# Task inputs
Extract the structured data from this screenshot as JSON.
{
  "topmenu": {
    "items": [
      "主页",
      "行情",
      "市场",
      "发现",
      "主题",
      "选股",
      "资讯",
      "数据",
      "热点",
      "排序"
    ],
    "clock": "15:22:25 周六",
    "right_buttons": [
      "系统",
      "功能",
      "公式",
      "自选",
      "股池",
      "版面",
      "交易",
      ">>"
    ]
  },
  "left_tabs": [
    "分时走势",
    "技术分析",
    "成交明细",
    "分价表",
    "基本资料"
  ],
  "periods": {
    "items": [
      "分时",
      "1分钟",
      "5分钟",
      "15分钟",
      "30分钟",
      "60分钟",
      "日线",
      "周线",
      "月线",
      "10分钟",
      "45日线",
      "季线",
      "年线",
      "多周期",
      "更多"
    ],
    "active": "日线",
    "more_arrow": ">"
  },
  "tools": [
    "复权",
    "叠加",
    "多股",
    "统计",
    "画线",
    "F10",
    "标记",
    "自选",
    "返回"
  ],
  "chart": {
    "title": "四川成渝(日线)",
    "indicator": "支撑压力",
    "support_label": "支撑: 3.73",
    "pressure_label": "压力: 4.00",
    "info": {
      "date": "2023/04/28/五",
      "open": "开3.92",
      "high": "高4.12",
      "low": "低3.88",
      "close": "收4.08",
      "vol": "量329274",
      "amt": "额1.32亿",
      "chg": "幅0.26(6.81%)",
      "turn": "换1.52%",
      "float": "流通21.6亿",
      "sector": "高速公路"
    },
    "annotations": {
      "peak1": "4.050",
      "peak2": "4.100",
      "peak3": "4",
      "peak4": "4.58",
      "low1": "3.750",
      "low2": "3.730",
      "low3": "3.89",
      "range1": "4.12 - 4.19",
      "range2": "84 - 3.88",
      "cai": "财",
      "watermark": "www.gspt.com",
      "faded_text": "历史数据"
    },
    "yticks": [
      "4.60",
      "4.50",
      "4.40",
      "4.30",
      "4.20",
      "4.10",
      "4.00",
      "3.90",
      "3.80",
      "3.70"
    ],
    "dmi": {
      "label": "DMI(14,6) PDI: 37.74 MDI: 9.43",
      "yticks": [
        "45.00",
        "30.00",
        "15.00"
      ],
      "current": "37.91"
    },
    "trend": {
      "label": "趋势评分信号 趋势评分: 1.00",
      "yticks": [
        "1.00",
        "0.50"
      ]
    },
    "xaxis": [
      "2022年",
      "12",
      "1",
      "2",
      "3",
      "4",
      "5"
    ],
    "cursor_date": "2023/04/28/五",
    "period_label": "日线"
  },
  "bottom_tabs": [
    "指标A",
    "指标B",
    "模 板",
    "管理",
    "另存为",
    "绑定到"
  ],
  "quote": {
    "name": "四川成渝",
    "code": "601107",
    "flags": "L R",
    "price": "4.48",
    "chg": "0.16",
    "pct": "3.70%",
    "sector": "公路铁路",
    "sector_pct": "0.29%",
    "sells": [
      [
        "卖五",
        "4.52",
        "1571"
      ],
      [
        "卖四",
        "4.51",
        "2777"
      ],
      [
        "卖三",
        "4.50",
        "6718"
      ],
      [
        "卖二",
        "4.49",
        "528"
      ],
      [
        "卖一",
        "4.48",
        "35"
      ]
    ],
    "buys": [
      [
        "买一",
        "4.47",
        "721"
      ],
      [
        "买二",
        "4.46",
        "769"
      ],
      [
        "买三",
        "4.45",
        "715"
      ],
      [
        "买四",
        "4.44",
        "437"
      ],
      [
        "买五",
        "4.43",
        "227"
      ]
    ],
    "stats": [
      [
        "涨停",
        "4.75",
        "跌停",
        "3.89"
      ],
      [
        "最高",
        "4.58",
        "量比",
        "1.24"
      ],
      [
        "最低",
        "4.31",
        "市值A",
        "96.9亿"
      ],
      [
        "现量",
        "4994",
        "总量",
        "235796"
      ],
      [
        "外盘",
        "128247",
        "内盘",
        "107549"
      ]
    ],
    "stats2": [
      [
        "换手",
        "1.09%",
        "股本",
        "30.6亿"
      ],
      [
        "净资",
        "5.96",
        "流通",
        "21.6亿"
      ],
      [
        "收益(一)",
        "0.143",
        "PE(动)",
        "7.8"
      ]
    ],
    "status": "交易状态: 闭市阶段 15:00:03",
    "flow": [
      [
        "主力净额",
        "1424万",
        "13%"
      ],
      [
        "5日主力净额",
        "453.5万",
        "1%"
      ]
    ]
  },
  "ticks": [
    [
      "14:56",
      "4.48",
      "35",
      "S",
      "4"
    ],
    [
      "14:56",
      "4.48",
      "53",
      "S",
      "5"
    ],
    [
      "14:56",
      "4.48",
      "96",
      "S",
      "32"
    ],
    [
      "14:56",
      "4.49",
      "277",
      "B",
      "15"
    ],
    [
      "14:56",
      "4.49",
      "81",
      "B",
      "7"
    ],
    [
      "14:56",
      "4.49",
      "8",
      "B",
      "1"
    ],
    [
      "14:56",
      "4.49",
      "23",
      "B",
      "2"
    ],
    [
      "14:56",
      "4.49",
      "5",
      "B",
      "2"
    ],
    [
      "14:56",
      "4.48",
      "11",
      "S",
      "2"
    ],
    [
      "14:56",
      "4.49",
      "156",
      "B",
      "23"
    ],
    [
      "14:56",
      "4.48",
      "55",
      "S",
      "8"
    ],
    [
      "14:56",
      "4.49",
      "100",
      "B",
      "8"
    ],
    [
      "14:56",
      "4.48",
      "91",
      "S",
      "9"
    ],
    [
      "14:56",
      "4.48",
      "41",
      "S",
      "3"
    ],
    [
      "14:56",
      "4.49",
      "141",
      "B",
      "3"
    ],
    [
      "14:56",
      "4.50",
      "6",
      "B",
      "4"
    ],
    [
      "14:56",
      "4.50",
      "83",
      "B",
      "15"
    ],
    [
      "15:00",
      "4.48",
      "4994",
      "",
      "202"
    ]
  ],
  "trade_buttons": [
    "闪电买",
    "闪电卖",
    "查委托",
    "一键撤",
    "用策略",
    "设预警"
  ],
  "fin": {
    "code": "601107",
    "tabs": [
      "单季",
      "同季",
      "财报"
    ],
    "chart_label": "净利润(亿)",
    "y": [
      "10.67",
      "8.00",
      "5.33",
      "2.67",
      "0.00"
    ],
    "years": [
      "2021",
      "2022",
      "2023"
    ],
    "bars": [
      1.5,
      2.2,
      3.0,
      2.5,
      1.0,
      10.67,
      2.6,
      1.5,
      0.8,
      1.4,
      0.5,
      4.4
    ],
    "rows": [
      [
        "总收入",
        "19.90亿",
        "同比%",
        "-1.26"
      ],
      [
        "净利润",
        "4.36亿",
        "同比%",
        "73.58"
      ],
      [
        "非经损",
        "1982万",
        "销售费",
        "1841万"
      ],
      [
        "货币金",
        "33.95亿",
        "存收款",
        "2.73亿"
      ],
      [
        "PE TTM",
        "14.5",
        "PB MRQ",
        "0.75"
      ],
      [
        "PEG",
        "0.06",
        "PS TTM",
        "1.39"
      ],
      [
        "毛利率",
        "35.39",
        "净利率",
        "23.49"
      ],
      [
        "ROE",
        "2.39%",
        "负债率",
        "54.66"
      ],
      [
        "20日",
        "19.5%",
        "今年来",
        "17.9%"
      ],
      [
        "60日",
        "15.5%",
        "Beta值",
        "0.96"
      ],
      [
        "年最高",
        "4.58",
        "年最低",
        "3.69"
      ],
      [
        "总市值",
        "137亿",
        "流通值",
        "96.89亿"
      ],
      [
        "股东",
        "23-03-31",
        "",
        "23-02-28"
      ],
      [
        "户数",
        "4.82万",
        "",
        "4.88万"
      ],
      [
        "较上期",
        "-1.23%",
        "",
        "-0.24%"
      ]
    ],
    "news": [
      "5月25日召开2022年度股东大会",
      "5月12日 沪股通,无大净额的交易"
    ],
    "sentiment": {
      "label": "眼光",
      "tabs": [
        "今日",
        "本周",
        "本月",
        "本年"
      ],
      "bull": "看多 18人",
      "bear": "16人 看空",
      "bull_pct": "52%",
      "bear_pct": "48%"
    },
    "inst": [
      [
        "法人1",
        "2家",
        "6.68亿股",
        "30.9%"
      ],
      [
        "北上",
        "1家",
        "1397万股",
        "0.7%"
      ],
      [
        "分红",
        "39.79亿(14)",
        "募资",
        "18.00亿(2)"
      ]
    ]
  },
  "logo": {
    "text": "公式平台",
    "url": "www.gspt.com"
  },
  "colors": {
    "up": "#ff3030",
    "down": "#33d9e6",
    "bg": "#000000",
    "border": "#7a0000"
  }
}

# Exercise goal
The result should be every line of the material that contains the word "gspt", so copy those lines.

# Solution
      "watermark": "www.gspt.com",
    "url": "www.gspt.com"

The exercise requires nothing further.